Amazon’s $2.5M ‘Alexa Prize’ seeks chatbot that can converse intelligently for 20 minutes

Amazon will award up to $2.5 million and sponsorships in a new annual competition called the “Alexa Prize”, challenging universities to build a “socialbot” on the company’s digital brain Alexa that can have an intelligent conversation about pop culture and news events.
Amazon said teams can submit applications now, and the winners will be announced at AWS re:Invent in November 2017. The winning team will receive a $500,000 prize, and Amazon will give another $1 million to the winning team’s university if its bot can converse coherently for 20 minutes.
“Conversing for 20 minutes is difficult for most humans and an extraordinarily ambitious challenge for bots that are learning to converse like us,” Dan Jurafsky, professor and chair of linguistics and professor of computer science at Stanford University. “The Alexa Prize will encourage student researchers to come up with great ideas for leveraging real-world conversational AI technologies like Alexa to create software that can converse as engagingly as humans.”
Amazon said it will also sponsor up to 10 teams and give them a $100,000 stipend, Alexa-enabled devices, free AWS services, and support from the Alexa team.
Using the Alexa Skills Kit, teams will have access to numerous content sources, including Washington Post, to build their bots’ knowledge base. Bots will be available for owners of Alexa-powered devices like the Echo and Echo Dot to try out. Users can say “Alexa, let’s chat about,” and then pick a topic like baseball, celebrity gossip or scientific breakthroughs. Feedback from Alexa customers will factor in to which teams make the finals of the competition.
“Human capacity for language is an instinct, but it’s something that must be taught to machines,” said Steven Pinker, professor in the Department of Psychology at Harvard University. “Everyday conversations that require context and understanding of the world come naturally to humans. Machines don’t have those advantages, which makes the Alexa Prize a particularly complex challenge for participants to solve.”
The competition is another example of Amazon crowdsourcing artificial intelligence on Alexa. She currently has more than 3,000 skills. Last year Amazon opened up Alexa to developers, and the company said tens of thousands of them are working on skills and projects for Alexa. Developers who want to add to Alexa’s abilities can write code that works with Alexa in the cloud, letting the smart assistant do the heavy lifting of understanding and deciphering spoken commands.

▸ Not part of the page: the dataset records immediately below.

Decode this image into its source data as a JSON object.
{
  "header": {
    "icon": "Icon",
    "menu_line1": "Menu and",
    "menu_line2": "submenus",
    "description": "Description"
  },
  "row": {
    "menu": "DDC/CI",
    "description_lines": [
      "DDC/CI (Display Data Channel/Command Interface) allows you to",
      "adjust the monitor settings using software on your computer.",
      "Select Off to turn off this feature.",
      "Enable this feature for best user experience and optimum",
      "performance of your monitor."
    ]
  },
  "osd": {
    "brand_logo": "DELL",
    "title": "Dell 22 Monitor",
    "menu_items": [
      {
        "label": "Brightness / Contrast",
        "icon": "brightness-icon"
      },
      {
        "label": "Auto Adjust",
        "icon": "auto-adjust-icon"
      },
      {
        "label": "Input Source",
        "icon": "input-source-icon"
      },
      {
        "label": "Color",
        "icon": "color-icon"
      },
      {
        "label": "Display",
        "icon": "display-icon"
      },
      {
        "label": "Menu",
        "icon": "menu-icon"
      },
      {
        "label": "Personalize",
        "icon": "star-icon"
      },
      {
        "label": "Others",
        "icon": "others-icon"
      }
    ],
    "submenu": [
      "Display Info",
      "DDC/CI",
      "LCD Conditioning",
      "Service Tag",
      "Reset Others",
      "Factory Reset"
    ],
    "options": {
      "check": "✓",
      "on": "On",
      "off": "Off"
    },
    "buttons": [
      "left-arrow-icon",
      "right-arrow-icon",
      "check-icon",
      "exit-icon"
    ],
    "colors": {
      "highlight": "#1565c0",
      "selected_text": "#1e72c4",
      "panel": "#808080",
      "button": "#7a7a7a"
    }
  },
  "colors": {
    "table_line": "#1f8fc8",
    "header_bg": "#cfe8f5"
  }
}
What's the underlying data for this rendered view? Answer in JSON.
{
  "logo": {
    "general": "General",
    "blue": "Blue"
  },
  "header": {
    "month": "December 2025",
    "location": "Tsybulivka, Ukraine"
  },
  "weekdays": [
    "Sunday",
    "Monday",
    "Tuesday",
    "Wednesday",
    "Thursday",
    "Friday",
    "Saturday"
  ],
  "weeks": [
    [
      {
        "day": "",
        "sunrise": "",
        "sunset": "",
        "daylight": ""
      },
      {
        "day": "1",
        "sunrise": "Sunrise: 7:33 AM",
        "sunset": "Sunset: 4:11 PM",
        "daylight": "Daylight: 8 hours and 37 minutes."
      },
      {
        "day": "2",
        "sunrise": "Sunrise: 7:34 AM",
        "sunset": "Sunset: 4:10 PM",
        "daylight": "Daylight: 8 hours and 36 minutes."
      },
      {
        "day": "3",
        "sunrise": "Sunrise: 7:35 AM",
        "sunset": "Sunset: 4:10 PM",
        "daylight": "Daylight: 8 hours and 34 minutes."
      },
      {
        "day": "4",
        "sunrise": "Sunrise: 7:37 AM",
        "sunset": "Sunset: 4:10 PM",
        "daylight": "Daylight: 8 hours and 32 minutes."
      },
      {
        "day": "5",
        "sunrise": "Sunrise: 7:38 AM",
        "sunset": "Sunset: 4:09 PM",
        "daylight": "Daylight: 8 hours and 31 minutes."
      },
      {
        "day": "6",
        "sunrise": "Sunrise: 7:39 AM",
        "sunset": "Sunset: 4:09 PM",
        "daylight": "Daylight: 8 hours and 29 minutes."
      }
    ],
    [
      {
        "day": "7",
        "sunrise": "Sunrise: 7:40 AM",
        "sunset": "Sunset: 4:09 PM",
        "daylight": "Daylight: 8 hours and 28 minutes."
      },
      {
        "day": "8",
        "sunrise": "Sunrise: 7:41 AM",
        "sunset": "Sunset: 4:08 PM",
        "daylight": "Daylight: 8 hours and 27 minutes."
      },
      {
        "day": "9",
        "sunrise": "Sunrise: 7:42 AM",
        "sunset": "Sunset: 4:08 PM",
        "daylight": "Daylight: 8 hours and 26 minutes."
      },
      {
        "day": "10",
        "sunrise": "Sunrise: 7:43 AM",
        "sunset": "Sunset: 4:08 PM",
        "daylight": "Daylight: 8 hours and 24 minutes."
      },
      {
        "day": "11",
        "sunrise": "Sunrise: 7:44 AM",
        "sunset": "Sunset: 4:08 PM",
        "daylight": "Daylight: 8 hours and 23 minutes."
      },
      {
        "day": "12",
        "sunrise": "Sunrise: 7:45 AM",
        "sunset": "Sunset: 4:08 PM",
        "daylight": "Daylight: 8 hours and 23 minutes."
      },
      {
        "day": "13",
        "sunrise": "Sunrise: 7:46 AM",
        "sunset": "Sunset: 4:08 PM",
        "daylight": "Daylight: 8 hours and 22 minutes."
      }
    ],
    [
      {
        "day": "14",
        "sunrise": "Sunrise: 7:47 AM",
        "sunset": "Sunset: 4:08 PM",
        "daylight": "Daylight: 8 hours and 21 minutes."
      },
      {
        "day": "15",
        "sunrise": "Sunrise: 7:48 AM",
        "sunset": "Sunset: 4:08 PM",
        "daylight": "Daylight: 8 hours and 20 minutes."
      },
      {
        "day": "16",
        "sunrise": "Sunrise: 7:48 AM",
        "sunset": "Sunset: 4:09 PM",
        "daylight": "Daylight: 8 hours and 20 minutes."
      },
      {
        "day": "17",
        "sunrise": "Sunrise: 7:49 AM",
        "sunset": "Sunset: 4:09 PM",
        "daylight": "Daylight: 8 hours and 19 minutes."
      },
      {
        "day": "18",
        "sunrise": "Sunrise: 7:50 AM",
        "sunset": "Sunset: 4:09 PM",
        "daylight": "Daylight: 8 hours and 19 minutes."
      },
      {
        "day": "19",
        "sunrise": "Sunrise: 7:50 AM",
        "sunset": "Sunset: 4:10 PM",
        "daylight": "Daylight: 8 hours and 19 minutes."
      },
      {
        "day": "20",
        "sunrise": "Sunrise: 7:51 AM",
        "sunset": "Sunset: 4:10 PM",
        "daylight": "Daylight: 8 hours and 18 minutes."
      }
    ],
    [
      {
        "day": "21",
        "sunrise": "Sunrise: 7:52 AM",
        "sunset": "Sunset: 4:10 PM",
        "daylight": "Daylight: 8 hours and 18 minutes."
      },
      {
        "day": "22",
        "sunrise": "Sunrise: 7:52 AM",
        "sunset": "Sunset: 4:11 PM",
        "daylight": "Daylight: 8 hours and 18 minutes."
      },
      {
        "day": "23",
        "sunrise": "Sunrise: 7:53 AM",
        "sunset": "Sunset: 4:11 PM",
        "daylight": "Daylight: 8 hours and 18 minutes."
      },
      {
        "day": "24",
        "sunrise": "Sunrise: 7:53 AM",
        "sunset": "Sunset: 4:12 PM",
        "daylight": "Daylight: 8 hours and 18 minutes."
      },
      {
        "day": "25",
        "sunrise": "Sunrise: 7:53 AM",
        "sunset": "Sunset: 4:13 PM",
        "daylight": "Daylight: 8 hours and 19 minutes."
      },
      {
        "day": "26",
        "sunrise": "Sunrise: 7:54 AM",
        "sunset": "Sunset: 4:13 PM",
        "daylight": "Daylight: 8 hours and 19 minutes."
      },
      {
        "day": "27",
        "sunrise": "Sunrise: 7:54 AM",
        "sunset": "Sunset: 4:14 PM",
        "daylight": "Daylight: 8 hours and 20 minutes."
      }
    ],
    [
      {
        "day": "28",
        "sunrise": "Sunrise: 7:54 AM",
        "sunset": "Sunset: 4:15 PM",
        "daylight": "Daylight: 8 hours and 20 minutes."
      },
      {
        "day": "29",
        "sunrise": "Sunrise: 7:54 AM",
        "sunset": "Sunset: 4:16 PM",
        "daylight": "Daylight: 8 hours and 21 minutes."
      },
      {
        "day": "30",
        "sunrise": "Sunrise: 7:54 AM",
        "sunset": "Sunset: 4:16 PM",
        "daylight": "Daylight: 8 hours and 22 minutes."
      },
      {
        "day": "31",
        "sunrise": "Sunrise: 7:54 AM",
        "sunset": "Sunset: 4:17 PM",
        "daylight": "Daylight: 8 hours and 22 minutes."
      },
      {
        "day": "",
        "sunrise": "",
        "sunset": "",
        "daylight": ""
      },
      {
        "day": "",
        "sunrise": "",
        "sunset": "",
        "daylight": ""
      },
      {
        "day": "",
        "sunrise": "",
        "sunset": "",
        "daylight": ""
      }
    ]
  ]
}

AI has become a focal point for the tech industry. Just this morning, Microsoft announced it is forming a 5,000-person AI research and engineering division. Microsoft CEO Satya Nadella went in depth on the company’s goal of “democratizing AI” at the company’s Ignite conference in Atlanta this week.
Amazon and Microsoft are part of a new nonprofit announced Wednesday that aims to advance public understanding of AI technology and formulate best practices. Facebook, DeepMind/Google and IBM are also part of the group called Partnership on AI.